The Diesel Oxidation Catalyst (DOC) is subjected to harsh conditions, causing its performance to
diminish over time as the result of different aging mechanisms, which either decreases or lowers the
accessibility to the catalyst’s active sites. Previous work using chemisorption to quantify aging progression
has resulted in a reproducibility of 17%. In this study it has been attempted to lower this, while
also performing performance evaluations to see if correlations exist between dispersion and Light-Off
Two catalysts have been investigated, LLC (Low Loading Catalyst) and HLC (High Loading Catalyst).
These were hydrothermally aged at 600 C, 700 C and 800 C. In addition to these, two HLC engine cell
samples were also investigated.
To ensure sample homogeneity, different sample preparation methods were investigated. Catalyst samples
were crushed, or had their washcoat layer removed, or were milled and then sieved. A total of 5 runs were
done using fresh catalysts of LLC and HLC to calculate the standard deviation. Evaluation of performance
was done on all samples using Synthetic Catalyst Activity Testing (SCAT).
It was deemed that the only viable sample preparation method was to mill and sieve as other methods
would be hard to reproduce. The results showed that the reproducibility for LLC was %STD = 4% and
for HLC %STD = 2%. For LLC, a correlation between catalytic activity and dispersion was found. The
activity dropped with respect to the dispersion in a close to linear fashion without a large effect on BET
surface area. For HLC the dispersion decreased largely upon hydrothermal aging, however no correlation
was found with the activity; only when aged at 800 C a significant change in LOT was noted. The BET

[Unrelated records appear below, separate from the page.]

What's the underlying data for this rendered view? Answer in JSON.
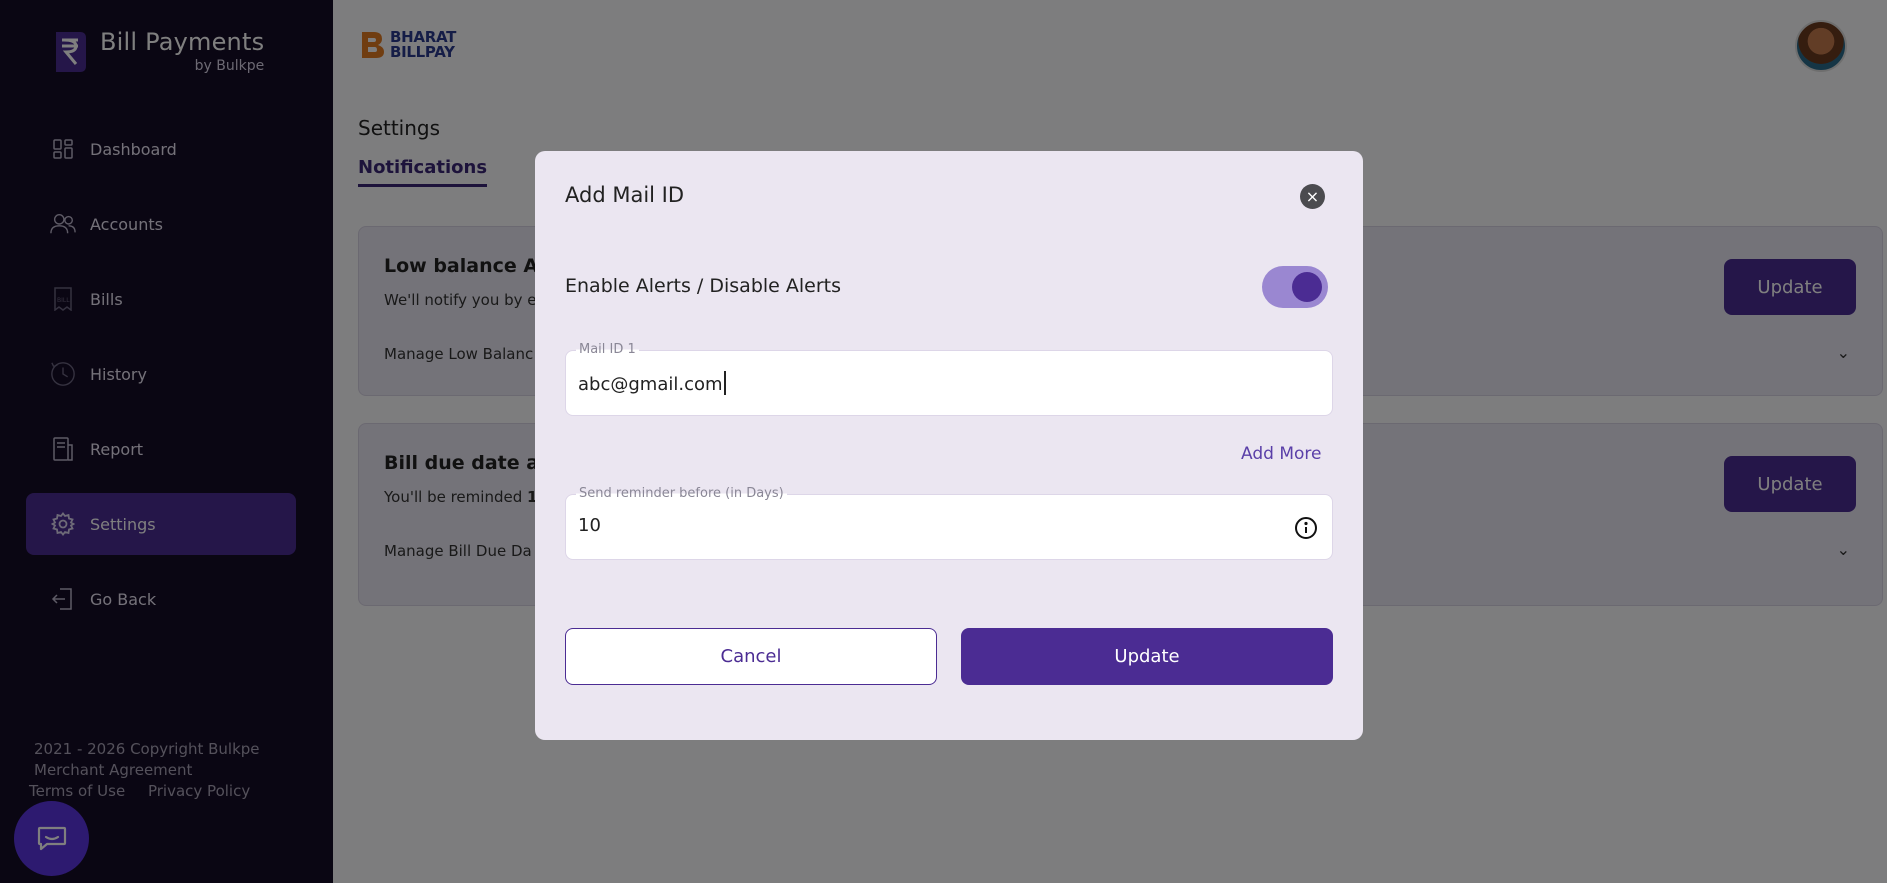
{
  "brand": {
    "title": "Bill Payments",
    "subtitle": "by Bulkpe"
  },
  "sidebar": {
    "items": [
      {
        "label": "Dashboard",
        "icon": "dashboard-icon"
      },
      {
        "label": "Accounts",
        "icon": "users-icon"
      },
      {
        "label": "Bills",
        "icon": "bill-icon"
      },
      {
        "label": "History",
        "icon": "history-icon"
      },
      {
        "label": "Report",
        "icon": "report-icon"
      },
      {
        "label": "Settings",
        "icon": "gear-icon",
        "active": true
      },
      {
        "label": "Go Back",
        "icon": "logout-icon"
      }
    ],
    "footer": {
      "copyright": "2021 - 2026 Copyright Bulkpe",
      "agreement": "Merchant Agreement",
      "terms": "Terms of Use",
      "privacy": "Privacy Policy"
    }
  },
  "header": {
    "partner_logo_line1": "BHARAT",
    "partner_logo_line2": "BILLPAY"
  },
  "page": {
    "title": "Settings",
    "tab": "Notifications",
    "cards": [
      {
        "title": "Low balance Ale",
        "desc": "We'll notify you by e",
        "manage": "Manage Low Balanc",
        "button": "Update"
      },
      {
        "title": "Bill due date ale",
        "desc_prefix": "You'll be reminded ",
        "desc_bold": "1",
        "manage": "Manage Bill Due Da",
        "button": "Update"
      }
    ]
  },
  "modal": {
    "title": "Add Mail ID",
    "toggle_label": "Enable Alerts / Disable Alerts",
    "toggle_on": true,
    "mail_field": {
      "label": "Mail ID 1",
      "value": "abc@gmail.com"
    },
    "add_more": "Add More",
    "reminder_field": {
      "label": "Send reminder before (in Days)",
      "value": "10"
    },
    "cancel": "Cancel",
    "update": "Update"
  },
  "colors": {
    "primary": "#4b2c93",
    "sidebar_bg": "#150c26",
    "modal_bg": "#ebe6f1"
  }
}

surface area measurements were inconsistent. Lower dispersion sometimes resulted in higher surface area.
Engine cell samples exhibited notable decrease in dispersion, but not in surface area, and did not correlate

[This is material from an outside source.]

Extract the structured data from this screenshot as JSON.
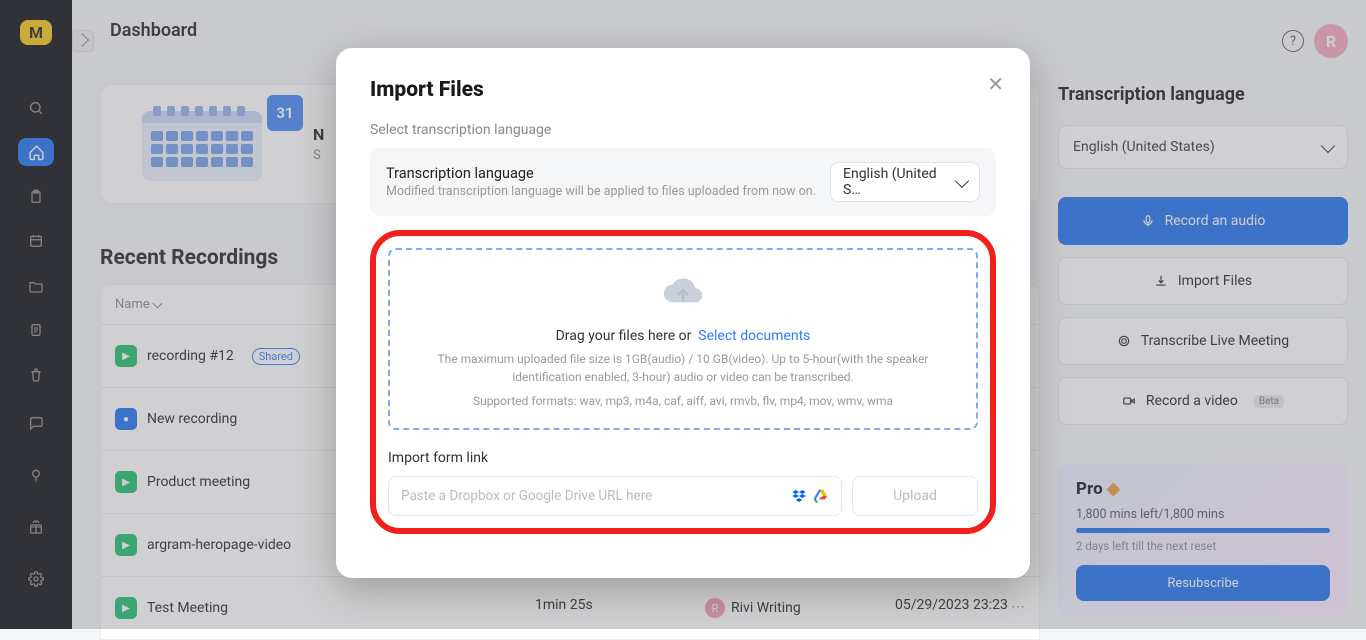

to the hydrothermally aged catalysts, which might be due to other effects inhibiting CO chemisorption